··· Records shown ···

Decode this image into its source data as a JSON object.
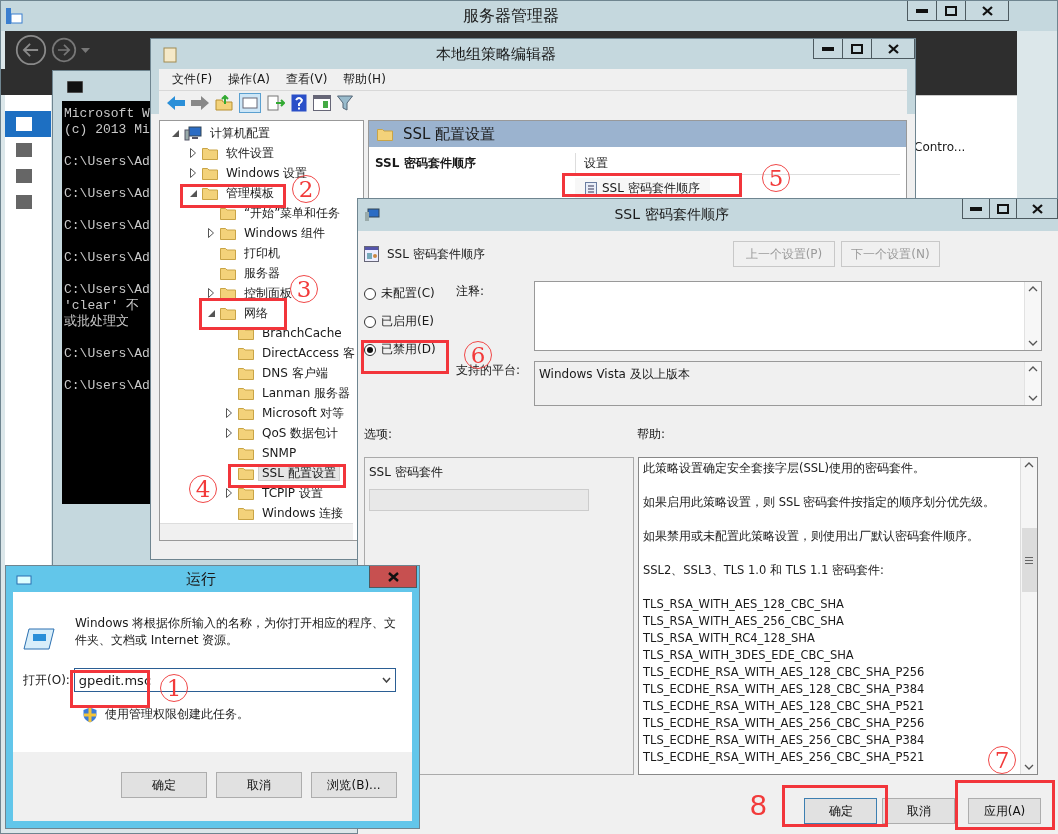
{
  "server_manager": {
    "title": "服务器管理器",
    "nav_items": [
      {
        "selected": true
      },
      {
        "selected": false
      },
      {
        "selected": false
      },
      {
        "selected": false
      }
    ],
    "side_text": "Contro..."
  },
  "console": {
    "line_groups": [
      [
        "Microsoft W",
        "(c) 2013 Mi"
      ],
      [
        "C:\\Users\\Ad"
      ],
      [
        "C:\\Users\\Ad"
      ],
      [
        "C:\\Users\\Ad"
      ],
      [
        "C:\\Users\\Ad"
      ],
      [
        "C:\\Users\\Ad",
        "'clear' 不",
        "或批处理文"
      ],
      [
        "C:\\Users\\Ad"
      ],
      [
        "C:\\Users\\Ad"
      ]
    ]
  },
  "gpe": {
    "title": "本地组策略编辑器",
    "menu": [
      "文件(F)",
      "操作(A)",
      "查看(V)",
      "帮助(H)"
    ],
    "tree": [
      {
        "label": "计算机配置",
        "kind": "computer",
        "expanded": true,
        "selected": false,
        "children": [
          {
            "label": "软件设置",
            "kind": "folder",
            "expanded": false,
            "selected": false
          },
          {
            "label": "Windows 设置",
            "kind": "folder",
            "expanded": false,
            "selected": false
          },
          {
            "label": "管理模板",
            "kind": "folder",
            "expanded": true,
            "selected": false,
            "children": [
              {
                "label": "“开始”菜单和任务",
                "kind": "folder",
                "selected": false
              },
              {
                "label": "Windows 组件",
                "kind": "folder",
                "expanded": false,
                "selected": false
              },
              {
                "label": "打印机",
                "kind": "folder",
                "selected": false
              },
              {
                "label": "服务器",
                "kind": "folder",
                "selected": false
              },
              {
                "label": "控制面板",
                "kind": "folder",
                "expanded": false,
                "selected": false
              },
              {
                "label": "网络",
                "kind": "folder",
                "expanded": true,
                "selected": false,
                "children": [
                  {
                    "label": "BranchCache",
                    "kind": "folder",
                    "selected": false
                  },
                  {
                    "label": "DirectAccess 客",
                    "kind": "folder",
                    "selected": false
                  },
                  {
                    "label": "DNS 客户端",
                    "kind": "folder",
                    "selected": false
                  },
                  {
                    "label": "Lanman 服务器",
                    "kind": "folder",
                    "selected": false
                  },
                  {
                    "label": "Microsoft 对等",
                    "kind": "folder",
                    "expanded": false,
                    "selected": false
                  },
                  {
                    "label": "QoS 数据包计",
                    "kind": "folder",
                    "expanded": false,
                    "selected": false
                  },
                  {
                    "label": "SNMP",
                    "kind": "folder",
                    "selected": false
                  },
                  {
                    "label": "SSL 配置设置",
                    "kind": "folder",
                    "selected": true
                  },
                  {
                    "label": "TCPIP 设置",
                    "kind": "folder",
                    "expanded": false,
                    "selected": false
                  },
                  {
                    "label": "Windows 连接",
                    "kind": "folder",
                    "selected": false
                  }
                ]
              }
            ]
          }
        ]
      }
    ],
    "pane_title": "SSL 配置设置",
    "policy_name": "SSL 密码套件顺序",
    "list_column": "设置",
    "list_items": [
      {
        "label": "SSL 密码套件顺序",
        "selected": false
      }
    ]
  },
  "policy_dialog": {
    "title": "SSL 密码套件顺序",
    "policy_name": "SSL 密码套件顺序",
    "nav_buttons": [
      {
        "label": "上一个设置(P)",
        "disabled": true
      },
      {
        "label": "下一个设置(N)",
        "disabled": true
      }
    ],
    "options": [
      {
        "label": "未配置(C)",
        "selected": false
      },
      {
        "label": "已启用(E)",
        "selected": false
      },
      {
        "label": "已禁用(D)",
        "selected": true
      }
    ],
    "comment_label": "注释:",
    "platform_label": "支持的平台:",
    "platform_value": "Windows Vista 及以上版本",
    "options_label": "选项:",
    "help_label": "帮助:",
    "option_field_label": "SSL 密码套件",
    "help_paragraphs": [
      "此策略设置确定安全套接字层(SSL)使用的密码套件。",
      "如果启用此策略设置，则 SSL 密码套件按指定的顺序划分优先级。",
      "如果禁用或未配置此策略设置，则使用出厂默认密码套件顺序。",
      "SSL2、SSL3、TLS 1.0 和 TLS 1.1 密码套件:"
    ],
    "help_suites": [
      "TLS_RSA_WITH_AES_128_CBC_SHA",
      "TLS_RSA_WITH_AES_256_CBC_SHA",
      "TLS_RSA_WITH_RC4_128_SHA",
      "TLS_RSA_WITH_3DES_EDE_CBC_SHA",
      "TLS_ECDHE_RSA_WITH_AES_128_CBC_SHA_P256",
      "TLS_ECDHE_RSA_WITH_AES_128_CBC_SHA_P384",
      "TLS_ECDHE_RSA_WITH_AES_128_CBC_SHA_P521",
      "TLS_ECDHE_RSA_WITH_AES_256_CBC_SHA_P256",
      "TLS_ECDHE_RSA_WITH_AES_256_CBC_SHA_P384",
      "TLS_ECDHE_RSA_WITH_AES_256_CBC_SHA_P521"
    ],
    "buttons": [
      "确定",
      "取消",
      "应用(A)"
    ]
  },
  "run_dialog": {
    "title": "运行",
    "description": "Windows 将根据你所输入的名称，为你打开相应的程序、文件夹、文档或 Internet 资源。",
    "open_label": "打开(O):",
    "value": "gpedit.msc",
    "admin_note": "使用管理权限创建此任务。",
    "buttons": [
      "确定",
      "取消",
      "浏览(B)..."
    ]
  },
  "annotations": [
    {
      "text": "1",
      "kind": "circled"
    },
    {
      "text": "2",
      "kind": "circled"
    },
    {
      "text": "3",
      "kind": "circled"
    },
    {
      "text": "4",
      "kind": "circled"
    },
    {
      "text": "5",
      "kind": "circled"
    },
    {
      "text": "6",
      "kind": "circled"
    },
    {
      "text": "7",
      "kind": "circled"
    },
    {
      "text": "8",
      "kind": "plain"
    }
  ]
}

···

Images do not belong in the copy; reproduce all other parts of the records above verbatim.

◆ Solution
Decode this image into its source data as a JSON object.
{
  "server_manager": {
    "title": "服务器管理器",
    "nav_items": [
      {
        "selected": true
      },
      {
        "selected": false
      },
      {
        "selected": false
      },
      {
        "selected": false
      }
    ],
    "side_text": "Contro..."
  },
  "console": {
    "line_groups": [
      [
        "Microsoft W",
        "(c) 2013 Mi"
      ],
      [
        "C:\\Users\\Ad"
      ],
      [
        "C:\\Users\\Ad"
      ],
      [
        "C:\\Users\\Ad"
      ],
      [
        "C:\\Users\\Ad"
      ],
      [
        "C:\\Users\\Ad",
        "'clear' 不",
        "或批处理文"
      ],
      [
        "C:\\Users\\Ad"
      ],
      [
        "C:\\Users\\Ad"
      ]
    ]
  },
  "gpe": {
    "title": "本地组策略编辑器",
    "menu": [
      "文件(F)",
      "操作(A)",
      "查看(V)",
      "帮助(H)"
    ],
    "tree": [
      {
        "label": "计算机配置",
        "kind": "computer",
        "expanded": true,
        "selected": false,
        "children": [
          {
            "label": "软件设置",
            "kind": "folder",
            "expanded": false,
            "selected": false
          },
          {
            "label": "Windows 设置",
            "kind": "folder",
            "expanded": false,
            "selected": false
          },
          {
            "label": "管理模板",
            "kind": "folder",
            "expanded": true,
            "selected": false,
            "children": [
              {
                "label": "“开始”菜单和任务",
                "kind": "folder",
                "selected": false
              },
              {
                "label": "Windows 组件",
                "kind": "folder",
                "expanded": false,
                "selected": false
              },
              {
                "label": "打印机",
                "kind": "folder",
                "selected": false
              },
              {
                "label": "服务器",
                "kind": "folder",
                "selected": false
              },
              {
                "label": "控制面板",
                "kind": "folder",
                "expanded": false,
                "selected": false
              },
              {
                "label": "网络",
                "kind": "folder",
                "expanded": true,
                "selected": false,
                "children": [
                  {
                    "label": "BranchCache",
                    "kind": "folder",
                    "selected": false
                  },
                  {
                    "label": "DirectAccess 客",
                    "kind": "folder",
                    "selected": false
                  },
                  {
                    "label": "DNS 客户端",
                    "kind": "folder",
                    "selected": false
                  },
                  {
                    "label": "Lanman 服务器",
                    "kind": "folder",
                    "selected": false
                  },
                  {
                    "label": "Microsoft 对等",
                    "kind": "folder",
                    "expanded": false,
                    "selected": false
                  },
                  {
                    "label": "QoS 数据包计",
                    "kind": "folder",
                    "expanded": false,
                    "selected": false
                  },
                  {
                    "label": "SNMP",
                    "kind": "folder",
                    "selected": false
                  },
                  {
                    "label": "SSL 配置设置",
                    "kind": "folder",
                    "selected": true
                  },
                  {
                    "label": "TCPIP 设置",
                    "kind": "folder",
                    "expanded": false,
                    "selected": false
                  },
                  {
                    "label": "Windows 连接",
                    "kind": "folder",
                    "selected": false
                  }
                ]
              }
            ]
          }
        ]
      }
    ],
    "pane_title": "SSL 配置设置",
    "policy_name": "SSL 密码套件顺序",
    "list_column": "设置",
    "list_items": [
      {
        "label": "SSL 密码套件顺序",
        "selected": false
      }
    ]
  },
  "policy_dialog": {
    "title": "SSL 密码套件顺序",
    "policy_name": "SSL 密码套件顺序",
    "nav_buttons": [
      {
        "label": "上一个设置(P)",
        "disabled": true
      },
      {
        "label": "下一个设置(N)",
        "disabled": true
      }
    ],
    "options": [
      {
        "label": "未配置(C)",
        "selected": false
      },
      {
        "label": "已启用(E)",
        "selected": false
      },
      {
        "label": "已禁用(D)",
        "selected": true
      }
    ],
    "comment_label": "注释:",
    "platform_label": "支持的平台:",
    "platform_value": "Windows Vista 及以上版本",
    "options_label": "选项:",
    "help_label": "帮助:",
    "option_field_label": "SSL 密码套件",
    "help_paragraphs": [
      "此策略设置确定安全套接字层(SSL)使用的密码套件。",
      "如果启用此策略设置，则 SSL 密码套件按指定的顺序划分优先级。",
      "如果禁用或未配置此策略设置，则使用出厂默认密码套件顺序。",
      "SSL2、SSL3、TLS 1.0 和 TLS 1.1 密码套件:"
    ],
    "help_suites": [
      "TLS_RSA_WITH_AES_128_CBC_SHA",
      "TLS_RSA_WITH_AES_256_CBC_SHA",
      "TLS_RSA_WITH_RC4_128_SHA",
      "TLS_RSA_WITH_3DES_EDE_CBC_SHA",
      "TLS_ECDHE_RSA_WITH_AES_128_CBC_SHA_P256",
      "TLS_ECDHE_RSA_WITH_AES_128_CBC_SHA_P384",
      "TLS_ECDHE_RSA_WITH_AES_128_CBC_SHA_P521",
      "TLS_ECDHE_RSA_WITH_AES_256_CBC_SHA_P256",
      "TLS_ECDHE_RSA_WITH_AES_256_CBC_SHA_P384",
      "TLS_ECDHE_RSA_WITH_AES_256_CBC_SHA_P521"
    ],
    "buttons": [
      "确定",
      "取消",
      "应用(A)"
    ]
  },
  "run_dialog": {
    "title": "运行",
    "description": "Windows 将根据你所输入的名称，为你打开相应的程序、文件夹、文档或 Internet 资源。",
    "open_label": "打开(O):",
    "value": "gpedit.msc",
    "admin_note": "使用管理权限创建此任务。",
    "buttons": [
      "确定",
      "取消",
      "浏览(B)..."
    ]
  },
  "annotations": [
    {
      "text": "1",
      "kind": "circled"
    },
    {
      "text": "2",
      "kind": "circled"
    },
    {
      "text": "3",
      "kind": "circled"
    },
    {
      "text": "4",
      "kind": "circled"
    },
    {
      "text": "5",
      "kind": "circled"
    },
    {
      "text": "6",
      "kind": "circled"
    },
    {
      "text": "7",
      "kind": "circled"
    },
    {
      "text": "8",
      "kind": "plain"
    }
  ]
}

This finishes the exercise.